0

The Wrath Of Khan’s Director Shares His Thoughts On The Star Trek Reboot

fb share tweet share

MeyerIt takes a certain amount of chutzpah to take on the task of rebooting the venerable Star Trek franchise in the first place. It takes an extra-special brand of crazy to tackle arguably the greatest villain of the franchise, who starred in arguably the greatest film of the franchise. But that’s precisely what director J.J. Abrams and screenwriters Roberto Orci, Alex Kurtzman, and Damon Lindelof did with last year’s controversial Star Trek Into Darkness. Trek fans have certainly let the world know how they felt about nü-Khan, but does the guy who actually directed The Wrath of Khan think?

Director Nicholas Meyer (seen above, with actor Ricardo Montalbán) was recently doing the rounds to promote the History Channel’s Houdini miniseries, which he directed. At one of those press conferences, a reporter asked the very question we posed above. At first Meyer deflected by recalling a story about how he gave J.J. Abrams a copy of The Annotated Sherlock Holmes for his Bar Mitzvah, but one of CraveOnline’s journos pressed the question by asking, “So, you liked his movies, or…?” Meyer’s response was both diplomatic and insightful:

0

Wrath Of Khan’s Nicholas Meyer Turns 68: Today In Science & Science Fiction

fb share tweet share
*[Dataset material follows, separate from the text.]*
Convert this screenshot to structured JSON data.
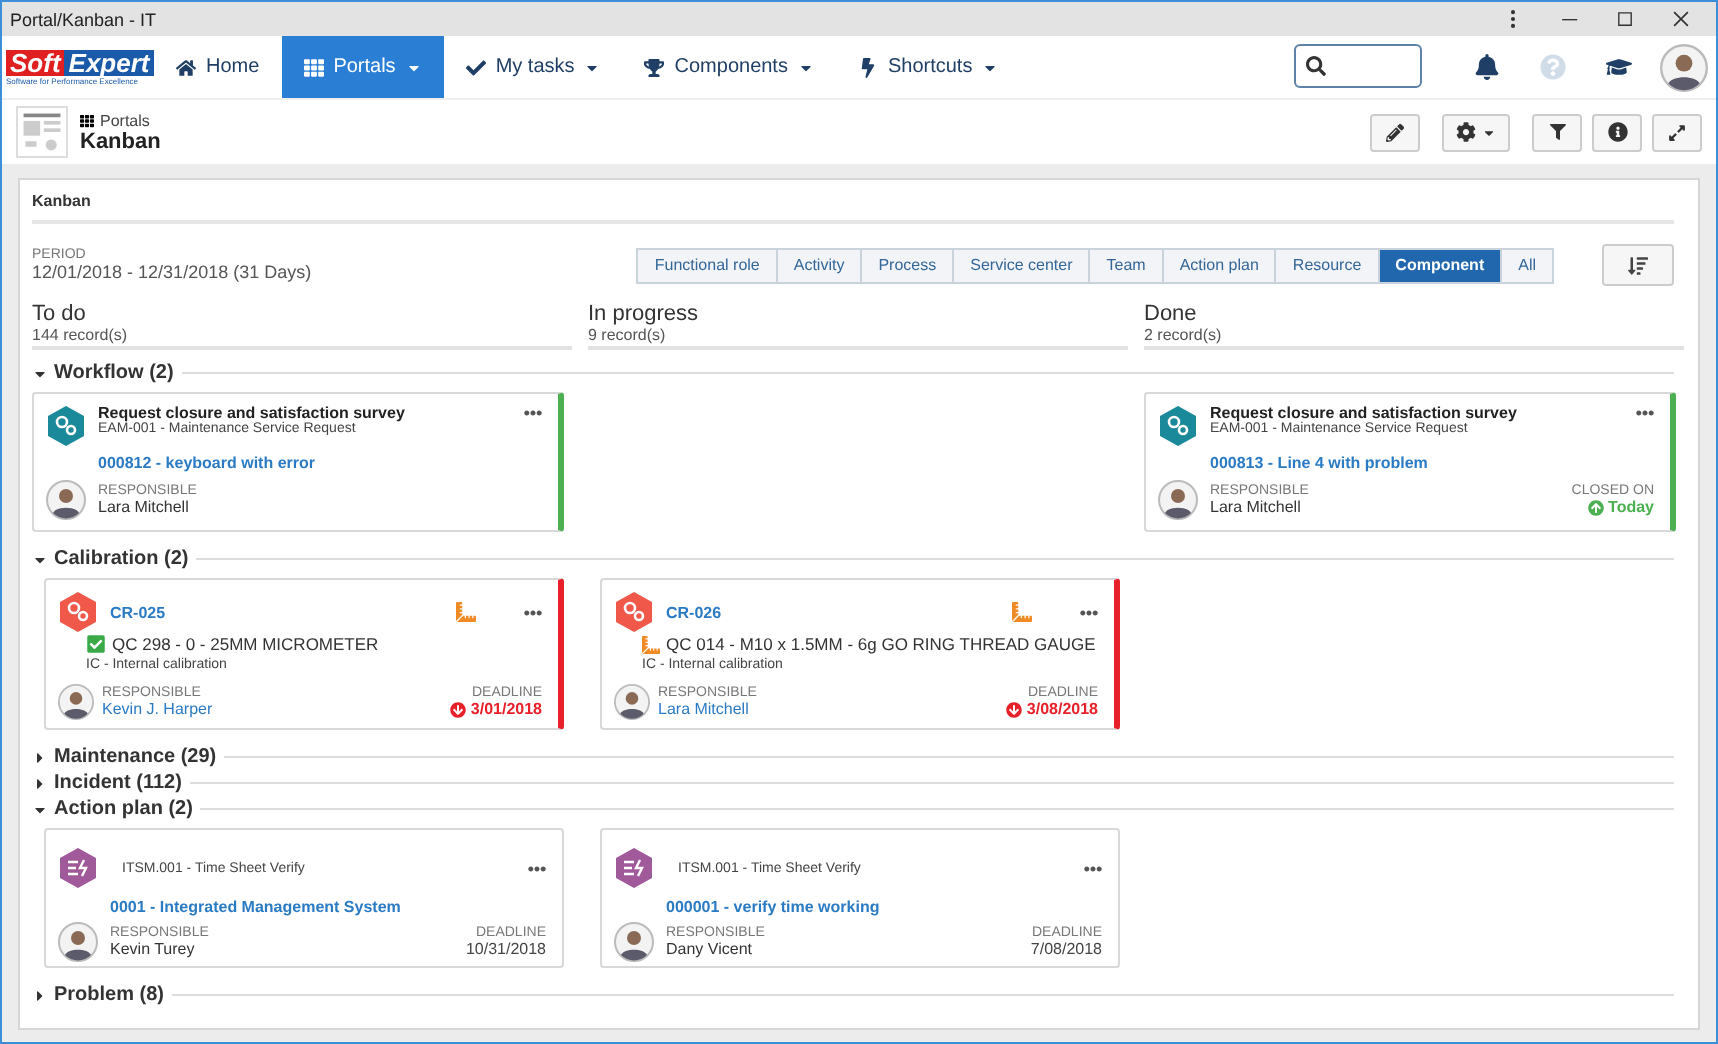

MeyerWhen people talk about the fact that, for the longest time, Star Trek’s even-numbered films were awesome, but the odd-numbered ones were disappointing, one of the people most responsible for those exceptional even outings is Nicholas Meyer. He directed both Star Trek II: The Wrath of Khan and Star Trek VI: The Undiscovered Country, easily two of the franchise’s high points. He also did script work — some credited, some not — on both of those films, as well as Star Trek IV: The Voyage Home. He is especially credited for, along with Harve Bennett, creating a solid script for Wrath of Khan that also reigned in the budget after the bloated excess of Star Trek: The Motion Picture. Wrath of Khan’s budget was around $11 million — less than half that of The Motion Picture — and it took in a global box office haul of $97 million (in 1982 dollars, obviously).

Meyer was also responsible for two iconic films outside the Trek canon. He adapted his own best-selling novel The Seven-Per-Cent Solution into a 1976 film. It features a stricken Sherlock Holmes, unable to shake his powerful addiction to cocaine, consulting with one Dr. Sigmund Freud. Continuing his knack for mixing historical and fictional characters, Meyer also wrote and directed 1979’s Time After Time, which had H.G. Wells using his infamous time machine to chase Jack the Ripper into the 20th century (with Malcolm McDowell as Wells and David Warner as the Ripper).

0

Wrath Of Khan Director Penning TV Pilot About The Origins Of The Space Race

fb share tweet share

SputnikWhenever the American space program is featured in film, it’s usually in the context of a huge shuttle launch or someone having a problem while they’re already stuck in space. (“Houston, we’s in trouble!”) A few months ago we reported on Man Men writers creating a series set around Cape Canaveral during the 1960s space program, and while that seemed like a nice departure from the norm, it really just sounded like any other primetime drama, only with people using words like “thrusters” more often. What’s sadly absent are projects that focus on the beginning of the space race, focusing on the geniuses who made it possible for men like Neil Armstrong and Buzz Aldrin to become national heroes.

Matthew Brzezinski’s 2008 book Red Moon Rising: Sputnik and the Hidden Rivalries that Ignited the Space Age lays out the high-stakes competition between the U.S. and the U.S.S.R. in the earlier days of the space race, presenting a fast-paced view of a sliceide of history that doesn’t always find a spotlight. Primeridian Entertainment has optioned the book’s rights for adaptation and has tapped screenwriter Nicholas Meyer to write a pilot and full treatment for an as-yet-untitled TV series.